Jim Gray, a senior fellow at the Lincoln Institute of Land Policy, said rent control, in most cases, is not a solution for affordable housing problems. Among them is the recent phenomenon of “predatory investors” buying up large numbers of single-family properties and quickly imposing significant rent increases, which affected manufactured housing communities with concrete pads.
“When land rents are raised unreasonably — often because the investor knows the homeowner can’t afford to move her unit — this is a very different situation than what’s addressed in most of the studies we’re aware of on rent control,” Gray said. “We think the market has changed in a way that there are circumstances where limitations on rent increases may be good public policy.”
Currently, Fannie Mae and Freddie Mac finance Manufactured Housing Communities (MHCs) – where residents own their homes and lease the pad on which the house is situated – only when the owner offers protections to tenants, the FHFA said in the RFI.
These protections include renewable lease terms, advance notice of rental payment increases or sale of a manufactured housing community, and rights regarding the sale of their manufactured homes.

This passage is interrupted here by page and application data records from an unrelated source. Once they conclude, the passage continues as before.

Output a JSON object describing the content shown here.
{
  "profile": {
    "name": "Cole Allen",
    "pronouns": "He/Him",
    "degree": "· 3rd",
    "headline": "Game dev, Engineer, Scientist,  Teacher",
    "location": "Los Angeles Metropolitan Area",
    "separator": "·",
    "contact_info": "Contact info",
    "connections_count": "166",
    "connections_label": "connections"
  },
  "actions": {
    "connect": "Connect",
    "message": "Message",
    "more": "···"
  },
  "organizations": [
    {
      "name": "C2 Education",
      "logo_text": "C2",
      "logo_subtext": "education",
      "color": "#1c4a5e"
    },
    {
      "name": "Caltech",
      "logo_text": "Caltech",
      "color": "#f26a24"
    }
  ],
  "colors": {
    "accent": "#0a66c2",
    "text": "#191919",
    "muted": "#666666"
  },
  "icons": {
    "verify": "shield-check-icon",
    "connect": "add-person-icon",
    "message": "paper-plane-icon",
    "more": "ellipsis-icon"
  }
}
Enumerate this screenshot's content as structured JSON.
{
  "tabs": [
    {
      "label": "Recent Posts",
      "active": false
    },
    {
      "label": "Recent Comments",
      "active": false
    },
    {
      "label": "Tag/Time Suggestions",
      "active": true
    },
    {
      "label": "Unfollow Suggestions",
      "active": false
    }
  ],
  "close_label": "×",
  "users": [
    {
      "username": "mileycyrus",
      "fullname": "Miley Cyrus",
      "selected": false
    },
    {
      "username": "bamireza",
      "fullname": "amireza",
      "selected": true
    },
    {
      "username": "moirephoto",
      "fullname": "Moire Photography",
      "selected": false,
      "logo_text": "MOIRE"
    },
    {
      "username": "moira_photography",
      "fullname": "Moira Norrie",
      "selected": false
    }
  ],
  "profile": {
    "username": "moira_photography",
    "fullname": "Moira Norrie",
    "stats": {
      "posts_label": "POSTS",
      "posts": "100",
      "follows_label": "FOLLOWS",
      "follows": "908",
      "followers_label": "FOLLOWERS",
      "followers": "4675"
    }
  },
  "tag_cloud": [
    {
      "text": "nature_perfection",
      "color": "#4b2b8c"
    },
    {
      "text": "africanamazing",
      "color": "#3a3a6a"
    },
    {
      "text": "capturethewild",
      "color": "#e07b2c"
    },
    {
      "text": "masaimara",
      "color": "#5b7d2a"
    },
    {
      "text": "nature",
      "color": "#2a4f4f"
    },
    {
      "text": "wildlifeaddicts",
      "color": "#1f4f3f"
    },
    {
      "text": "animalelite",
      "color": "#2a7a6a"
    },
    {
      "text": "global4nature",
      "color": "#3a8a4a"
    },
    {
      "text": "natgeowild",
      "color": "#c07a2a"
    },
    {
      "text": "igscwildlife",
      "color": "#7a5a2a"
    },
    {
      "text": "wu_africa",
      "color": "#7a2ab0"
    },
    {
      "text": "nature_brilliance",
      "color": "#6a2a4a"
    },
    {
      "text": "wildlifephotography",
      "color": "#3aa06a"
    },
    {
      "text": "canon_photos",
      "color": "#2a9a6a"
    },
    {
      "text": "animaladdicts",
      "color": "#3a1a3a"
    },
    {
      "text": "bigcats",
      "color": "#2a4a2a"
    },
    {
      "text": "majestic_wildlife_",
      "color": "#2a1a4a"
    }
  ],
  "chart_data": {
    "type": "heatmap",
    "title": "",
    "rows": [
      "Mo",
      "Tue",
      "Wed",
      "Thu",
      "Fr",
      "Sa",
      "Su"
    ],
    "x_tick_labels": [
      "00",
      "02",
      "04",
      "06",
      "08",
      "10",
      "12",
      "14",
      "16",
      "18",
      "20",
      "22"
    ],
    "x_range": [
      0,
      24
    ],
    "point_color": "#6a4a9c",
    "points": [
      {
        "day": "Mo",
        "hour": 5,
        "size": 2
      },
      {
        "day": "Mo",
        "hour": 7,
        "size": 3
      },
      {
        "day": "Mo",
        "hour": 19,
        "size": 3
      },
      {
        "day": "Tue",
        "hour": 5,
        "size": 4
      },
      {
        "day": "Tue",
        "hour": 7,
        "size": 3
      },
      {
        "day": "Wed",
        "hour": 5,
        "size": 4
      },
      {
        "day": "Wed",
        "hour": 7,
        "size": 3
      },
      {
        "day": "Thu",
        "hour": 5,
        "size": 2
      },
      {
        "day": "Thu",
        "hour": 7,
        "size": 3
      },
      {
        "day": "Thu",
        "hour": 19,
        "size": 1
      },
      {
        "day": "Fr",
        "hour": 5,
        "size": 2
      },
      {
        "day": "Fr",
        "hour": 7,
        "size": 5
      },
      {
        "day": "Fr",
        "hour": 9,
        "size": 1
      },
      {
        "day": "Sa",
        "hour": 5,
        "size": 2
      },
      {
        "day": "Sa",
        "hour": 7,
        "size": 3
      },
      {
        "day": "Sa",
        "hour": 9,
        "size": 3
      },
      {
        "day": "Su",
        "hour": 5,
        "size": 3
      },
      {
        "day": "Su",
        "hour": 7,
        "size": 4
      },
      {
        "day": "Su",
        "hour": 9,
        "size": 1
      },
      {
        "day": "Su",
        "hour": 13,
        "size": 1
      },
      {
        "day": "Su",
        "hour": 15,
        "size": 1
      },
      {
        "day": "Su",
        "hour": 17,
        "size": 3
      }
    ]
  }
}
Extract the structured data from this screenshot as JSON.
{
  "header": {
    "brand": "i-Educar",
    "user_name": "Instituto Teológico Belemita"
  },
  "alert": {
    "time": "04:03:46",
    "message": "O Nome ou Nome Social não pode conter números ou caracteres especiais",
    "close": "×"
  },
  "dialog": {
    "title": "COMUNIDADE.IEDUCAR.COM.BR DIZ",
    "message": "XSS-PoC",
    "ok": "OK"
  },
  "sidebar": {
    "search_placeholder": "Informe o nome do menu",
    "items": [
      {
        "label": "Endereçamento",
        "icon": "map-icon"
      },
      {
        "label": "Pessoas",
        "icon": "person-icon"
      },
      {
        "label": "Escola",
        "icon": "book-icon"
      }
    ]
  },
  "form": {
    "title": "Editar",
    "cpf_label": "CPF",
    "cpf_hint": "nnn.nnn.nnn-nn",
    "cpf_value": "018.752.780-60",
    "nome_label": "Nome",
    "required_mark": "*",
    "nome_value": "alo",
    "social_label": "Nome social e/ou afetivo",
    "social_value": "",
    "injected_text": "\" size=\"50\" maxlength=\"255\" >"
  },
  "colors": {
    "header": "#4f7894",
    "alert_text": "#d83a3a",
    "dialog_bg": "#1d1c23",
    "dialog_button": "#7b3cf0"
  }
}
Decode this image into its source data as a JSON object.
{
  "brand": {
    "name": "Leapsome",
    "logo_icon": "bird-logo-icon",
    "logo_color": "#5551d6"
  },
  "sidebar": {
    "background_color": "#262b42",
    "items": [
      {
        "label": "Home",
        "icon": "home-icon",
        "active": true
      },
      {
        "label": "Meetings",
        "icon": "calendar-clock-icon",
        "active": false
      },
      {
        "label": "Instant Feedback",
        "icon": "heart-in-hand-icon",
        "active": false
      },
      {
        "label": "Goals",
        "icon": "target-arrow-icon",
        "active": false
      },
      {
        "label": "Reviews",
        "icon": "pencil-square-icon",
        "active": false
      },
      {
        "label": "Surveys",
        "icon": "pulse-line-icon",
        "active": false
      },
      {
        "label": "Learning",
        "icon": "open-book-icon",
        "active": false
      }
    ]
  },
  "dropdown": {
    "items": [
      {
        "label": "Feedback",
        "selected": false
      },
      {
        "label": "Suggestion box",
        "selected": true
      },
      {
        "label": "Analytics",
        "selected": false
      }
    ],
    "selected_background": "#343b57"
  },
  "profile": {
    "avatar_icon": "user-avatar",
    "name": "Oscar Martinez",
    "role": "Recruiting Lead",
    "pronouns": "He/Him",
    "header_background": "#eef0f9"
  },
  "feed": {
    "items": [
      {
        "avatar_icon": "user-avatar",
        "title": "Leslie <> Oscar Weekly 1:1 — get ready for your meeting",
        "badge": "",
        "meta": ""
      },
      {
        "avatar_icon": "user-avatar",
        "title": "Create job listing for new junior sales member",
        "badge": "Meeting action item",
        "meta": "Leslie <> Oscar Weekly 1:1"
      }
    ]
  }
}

The Lincoln Institute of Land Policy also sent a letter to the FHFA, with other four organizations, including the American Council for an Energy-Efficient Economy, Housing Assistance Council, Local Initiatives Support Corporation and Prosperity Now.
The group recommended that Fannie Mae and Freddie Mac explore additional options to strengthen their protections by retaining the 60-day advanced notice period for a planned sale while establishing a 180-day notice for planned closures. “We also recommend that tenants, nonprofits and public entities have the right to match any MHC purchase offer within 180 days of when an MHC with an Enterprise-backed loan is sold.”
The organizations suggest that FHFA should set forth measures to prevent landlords from refusing to rent to someone because of their source of income; require notice at least 30 days before rent increases; eliminate unnecessary fees that prevent tenants from applying; and establish just-cause requirements to prohibit landlords from evicting renters for specific discriminatory reasons.
A federal government push
In January, the White House launched the ‘resident-centered housing challenge,’ which urged housing providers and local governments to step up their policies to protect tenants as rent prices soared.
To illustrate the challenge, a recent Redfin report showed that the U.S. rental market has been slowing for over a year, but the median asking rent in June of $2,029 was not far off the record $2,053 in August 2022.
According to the White House, roughly 35% of the U.S. population — or over 44 million households – live in rental housing. Nearly one-third of all rental units nationwide are financed with federally backed-mortgages.
The FHFA said in its request for input that the GSEs’ responsibility is to “not only ensure liquidity is available for affordable rental housing but also to address challenges faced by tenants and property owners in the multifamily housing market.”
The RFI states that the GSEs have voluntary rent restriction programs in place that preserve affordable housing.
Freddie Mac offers flexible credit terms to borrowers who agree to preserve affordable rent levels on a portion of units at a multifamily property for a specified period. Meanwhile, Fannie Mae has a program that requires multifamily borrowers to restrict rents in 20% of units for tenants with incomes at or below 80% of an area median income (AMI).